was then going to perform, to have been given him by the Father. “ Then took they away the stone from the place, where the dead was laid. And Jesus lift up his eyes, and said, Father, I thank thee that thou hast heard me. And I knew that thou hearest me always : but because of the people which stand by, I said it, that they may believe that thou hast sent me.” That is, the works I do, declare that thou art with me; but that the people may have the fullest assurance that thou concurrest with we, and that the words I speak are not mine but thine; before I do this great and awful work in their sight, I publicly praise and thank thee. In this way (of an immediate appeal to God) the fullest proof possible was given, that his authority was from the Father, and all objections were answered. See John xiy. 8-11. xvi. 28–30.
Other things might be observed here, but I shall take notice of but one particular more. " And when he thus had spoken, he cried with a loud voice, Lazarus, come forth.” Sure the majesty of the voice well became the work. Herein is some resemblance of that loud command, at the sound of which shall be broken all the bars of hell and the grave, and their doors fly open, and the dead of all orders and of all times shall awake and come forth; some to honour, and some to shame and everlasting contempt. There is a peculiar propriety and decency in this loud and majestic voice, as it had been immediately preceded by an humble and thankful acknowledgment of the Father, who is over al}.

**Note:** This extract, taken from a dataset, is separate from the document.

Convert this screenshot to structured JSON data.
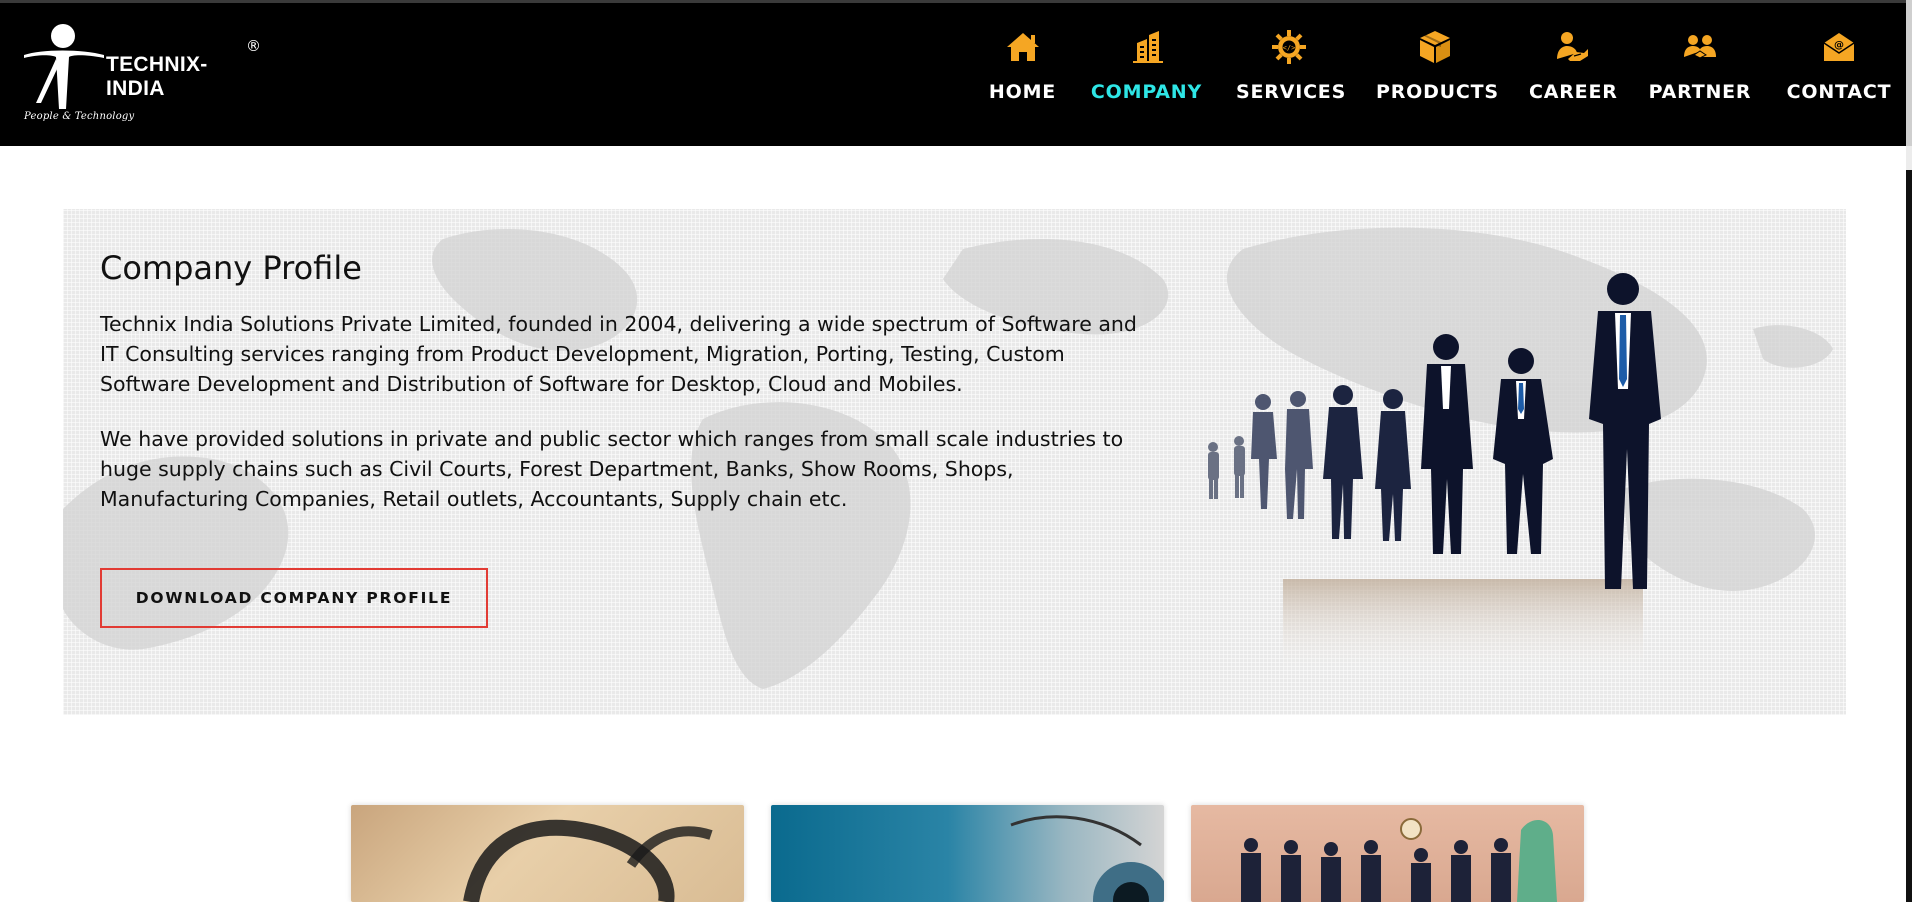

gu ve observed here, but I shall take notin- **
THE END OF A VINDICATION OF THREE OF OUR SAVIOUR'S MIRACLES.